"But the Clotharians," Wendy interrupted, "and the Manicoids?"
The alien made a tsking sound. "Impatient adolescents, eager to show dominance and curry favor with the greater powers." They shook their head. "As I was saying, we receive many broadcasts of your entertainment, though the broadcasts are often truncated."
"I guess it's a good thing you've never seen Die Hard," Wendy said.
"Oh, Nakatomi Plaza was next on my list." They smiled, baring rows of sharp, needle-like teeth. "'Now I've got a machine gun, ho ho ho!'"
"Oh dear," the Middleman said. "I'm glad we headed off that eventuality. But I have to say, your pranks haven't been in the spirit of Christmas at all."
The alien looked taken aback, or at least Wendy supposed that was what the big-eyed expression on their face meant. "They haven't?"
"No," Wendy said. "Have you ever seen any of the Christmas specials through till the end?"
"What do you mean?"
"You stole the mall Christmas tree because the Grinch did, right?" she asked.
The alien nodded.
"But Christmas comes anyway," the Middleman said. "'Every Who down in Whoville, the tall and the small, was singing! Without any presents at all! He hadn't stopped Christmas from coming! It came! Somehow or other, it came just the same!'"
The alien slowly blinked their big black eyes. "Without any presents? Without the roast beast?"
The Middleman nodded and quoted, "'It came without ribbons! It came without tags! It came without packages, boxes or bags!'"
"I see," the alien said. "I must think on this."
"The Grinch's heart grew three sizes that day," Wendy told them. She glanced at the Middleman, who had a thoughtful look on his face. "You can have a Christmas special marathon in the holding area while Ida contacts your people to come pick you up."
"Could I?" The alien clasped their long, many-jointed fingers together gleefully. "Best Christmas ever!"
The parking garage beneath Middleman Headquarters
5:13 pm, the night before Christmas
"Good work in there, Dubbie."
"Thanks, boss." She leaned against the Middlemobile and fixed him with a sharp look. "You wanna tell me what's really going on now?"
He sighed. "I know you think I'm a stoic robot--"
Wendy shook her head. "I don't think that."
He was finally talking, though, and he wasn't going to let her stop him. "But I do have feelings and I miss Raveena most this time of year. We used to watch musicals and drink hot cocoa by the fire on Christmas Eve, and exchange gifts at midnight, even though it wasn't a holiday she celebrated before we met. And I miss my mother's roast beef and mashed potatoes, and going caroling after dinner. And with everything that happened this year..." He gave her another sad smile. "It's hard sometimes."

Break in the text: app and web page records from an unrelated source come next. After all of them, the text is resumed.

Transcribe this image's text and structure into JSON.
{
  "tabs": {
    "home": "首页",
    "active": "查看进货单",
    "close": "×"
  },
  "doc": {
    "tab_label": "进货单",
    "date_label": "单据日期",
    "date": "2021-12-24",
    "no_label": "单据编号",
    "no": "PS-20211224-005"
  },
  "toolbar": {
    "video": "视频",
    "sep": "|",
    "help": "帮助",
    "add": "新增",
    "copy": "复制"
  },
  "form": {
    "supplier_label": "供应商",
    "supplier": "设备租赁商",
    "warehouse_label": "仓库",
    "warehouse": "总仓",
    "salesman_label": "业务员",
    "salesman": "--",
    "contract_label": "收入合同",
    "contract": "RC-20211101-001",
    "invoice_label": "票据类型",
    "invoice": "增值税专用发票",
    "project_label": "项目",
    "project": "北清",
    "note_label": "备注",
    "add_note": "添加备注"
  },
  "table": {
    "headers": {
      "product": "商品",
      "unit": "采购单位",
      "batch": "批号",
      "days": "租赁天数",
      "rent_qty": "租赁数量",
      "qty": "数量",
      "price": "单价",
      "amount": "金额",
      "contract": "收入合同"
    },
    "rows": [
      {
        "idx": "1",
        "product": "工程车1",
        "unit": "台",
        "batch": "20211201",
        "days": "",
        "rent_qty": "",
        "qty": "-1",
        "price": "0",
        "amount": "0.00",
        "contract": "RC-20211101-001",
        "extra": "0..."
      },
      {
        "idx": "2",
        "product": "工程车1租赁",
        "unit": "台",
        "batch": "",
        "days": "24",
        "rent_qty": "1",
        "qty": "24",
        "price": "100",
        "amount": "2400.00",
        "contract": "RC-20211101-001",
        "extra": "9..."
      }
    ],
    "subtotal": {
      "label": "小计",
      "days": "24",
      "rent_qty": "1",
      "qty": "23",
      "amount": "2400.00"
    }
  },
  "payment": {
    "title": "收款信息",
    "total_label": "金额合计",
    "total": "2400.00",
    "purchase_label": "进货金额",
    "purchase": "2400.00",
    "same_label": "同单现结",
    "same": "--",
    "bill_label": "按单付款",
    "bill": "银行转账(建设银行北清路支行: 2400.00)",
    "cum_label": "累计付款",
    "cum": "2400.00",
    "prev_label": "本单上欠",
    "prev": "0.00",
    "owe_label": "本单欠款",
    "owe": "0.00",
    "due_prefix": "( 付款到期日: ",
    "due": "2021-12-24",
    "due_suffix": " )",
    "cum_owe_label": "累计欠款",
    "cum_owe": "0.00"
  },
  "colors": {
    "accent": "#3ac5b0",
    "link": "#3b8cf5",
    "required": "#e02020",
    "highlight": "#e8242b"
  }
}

"But you don't have to be alone," she insisted. "Lacey, Noser, even my mother--we'd all be thrilled to have you at dinner tonight, and again tomorrow. We'd maybe even let you carve the roast beast." She threaded her arm through his and bumped his hip with hers. "It might not be your mom's roast beef, but my mom does a mean lechón asado with rice and beans. And Lacey's made her famous tofu scramble if you don't eat pork."
Her mouth curved in a small smile. "I miss my dad," she said, "but he taught me how to make razzleberry dressing, and I make it every year. You don't want to miss out on that, do you?"
"I didn't know razzleberry dressing was a real thing," he admitted. "I wouldn't want to miss out on that."
Wendy knew better than to gloat when victory was within her grasp. "Then let's go. I don't want to keep my mother waiting."
"Yes," he said wryly, "I imagine that would put us on the naughty list."
And as they roared off in the Middlemobile, hearts warmed and eyes bright with good holiday cheer, Wendy rolled down the window and shouted, "A Merry Christmas to all, and to all, a good night!"